Chapter seven included a cost-effectiveness analysis comparing different diagnostic strategies for COPD in primary care patients presenting persistent cough, using Markov modelling and Monte Carlo simulation. Three diagnostic strategies were compared: 1. history and physical examination ; 2. history, physical examination and the FEV1/FVC ratio and 3. history, physical examination and hospital lung function tests. All three strategies resulted in similar expected health benefits (QALYs), whereas the expected additional costs (per patient) of strategy 2, and 3 compared with strategy 1, were € 70 and € 264 respectively. Therefore, strategy 1, which is the most basic diagnostic strategy, was the preferred strategy in our model. This was demonstrated in all scenarios that were analysed, indicating the robustness of this finding. Also, strategy 1 has the largest probability of being cost-effective independent of the cost-effectiveness threshold applied. However, for commonly applied cost-effectiveness threshold values in the range of € 20,000 - € 100,000 per QALY strategies 2 and 3 also have a substantial probability of having the most favourable cost-effectiveness. We concluded that more extensive diagnostic strategies for COPD, which may have higher diagnostic accuracy (hence, lead to less misclassification), do not necessarily increase long term health benefits but will increase costs.
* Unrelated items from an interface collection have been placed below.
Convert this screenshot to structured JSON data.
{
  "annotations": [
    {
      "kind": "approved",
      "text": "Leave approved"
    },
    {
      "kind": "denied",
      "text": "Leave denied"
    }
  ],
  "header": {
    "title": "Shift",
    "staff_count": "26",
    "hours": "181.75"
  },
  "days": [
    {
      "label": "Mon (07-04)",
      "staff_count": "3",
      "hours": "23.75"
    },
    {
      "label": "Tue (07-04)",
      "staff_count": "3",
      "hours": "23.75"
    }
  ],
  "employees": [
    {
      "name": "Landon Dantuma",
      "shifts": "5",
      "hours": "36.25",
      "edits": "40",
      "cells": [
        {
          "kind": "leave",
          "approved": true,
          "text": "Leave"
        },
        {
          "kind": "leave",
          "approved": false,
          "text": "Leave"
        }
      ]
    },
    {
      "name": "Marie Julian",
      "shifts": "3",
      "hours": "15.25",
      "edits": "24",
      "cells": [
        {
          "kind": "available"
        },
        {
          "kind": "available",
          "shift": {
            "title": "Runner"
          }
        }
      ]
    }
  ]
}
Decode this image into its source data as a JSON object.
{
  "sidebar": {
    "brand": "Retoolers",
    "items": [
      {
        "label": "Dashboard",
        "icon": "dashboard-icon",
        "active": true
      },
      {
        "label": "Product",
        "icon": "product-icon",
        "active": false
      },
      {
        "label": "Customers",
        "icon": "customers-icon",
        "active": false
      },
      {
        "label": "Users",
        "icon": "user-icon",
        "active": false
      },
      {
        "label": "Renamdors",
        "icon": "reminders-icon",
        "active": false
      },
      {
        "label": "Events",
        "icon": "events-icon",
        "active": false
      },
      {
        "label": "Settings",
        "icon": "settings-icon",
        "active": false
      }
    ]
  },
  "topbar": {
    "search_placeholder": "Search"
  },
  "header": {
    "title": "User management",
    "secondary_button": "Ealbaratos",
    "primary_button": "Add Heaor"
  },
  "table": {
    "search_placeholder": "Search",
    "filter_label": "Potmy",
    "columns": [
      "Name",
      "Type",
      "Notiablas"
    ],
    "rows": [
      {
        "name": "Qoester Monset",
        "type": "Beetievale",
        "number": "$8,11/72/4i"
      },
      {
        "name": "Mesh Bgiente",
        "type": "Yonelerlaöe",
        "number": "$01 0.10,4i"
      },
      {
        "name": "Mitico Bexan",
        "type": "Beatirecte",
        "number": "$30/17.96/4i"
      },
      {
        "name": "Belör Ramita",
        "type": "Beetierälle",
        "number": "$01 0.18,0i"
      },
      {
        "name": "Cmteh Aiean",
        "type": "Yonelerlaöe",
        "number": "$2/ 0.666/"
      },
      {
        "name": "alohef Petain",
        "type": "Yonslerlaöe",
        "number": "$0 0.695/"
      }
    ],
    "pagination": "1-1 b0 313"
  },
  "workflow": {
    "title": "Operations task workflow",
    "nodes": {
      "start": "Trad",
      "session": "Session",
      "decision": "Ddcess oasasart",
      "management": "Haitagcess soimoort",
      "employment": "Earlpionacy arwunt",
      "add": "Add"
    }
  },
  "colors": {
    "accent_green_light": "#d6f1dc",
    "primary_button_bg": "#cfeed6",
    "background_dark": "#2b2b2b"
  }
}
In chapter eight we discussed implications for clinical practice and research, in the view of our main findings. Our developed diagnostic model for COPD deserves further validation, in which consultation of practitioners is essential, before it could be used to safely exclude COPD based on symptoms and signs only. However it could already be helpful to raise awareness of possible COPD in patients with persistent cough. To enhance implementation of our model in daily medical practice would require integration in the electronic patient record.
Diagnosing early COPD has advantages and disadvantages. On the one hand, it is beneficial because it enhances (more) appropriate treatment of patients, and could help smokers to quit. On the other hand, there is still no clear evidence on the effects on prognosis, of an early diagnosis and treatment of mild COPD, except for smoking cessation. Studies in primary care patients with mild COPD could provide useful answers.
Next, to perform spirometry and to interpret the results is not straightforward. There is currently large debate on the appropriate thresholds values to define presence or absence of COPD as the normal values of spirometry results vary with gender and age. Therefore continuing education of GPs or other health care workers who perform spirometry will remain needed. It also underlines the need to interpret the results of spirometry only in combination with symptoms and signs.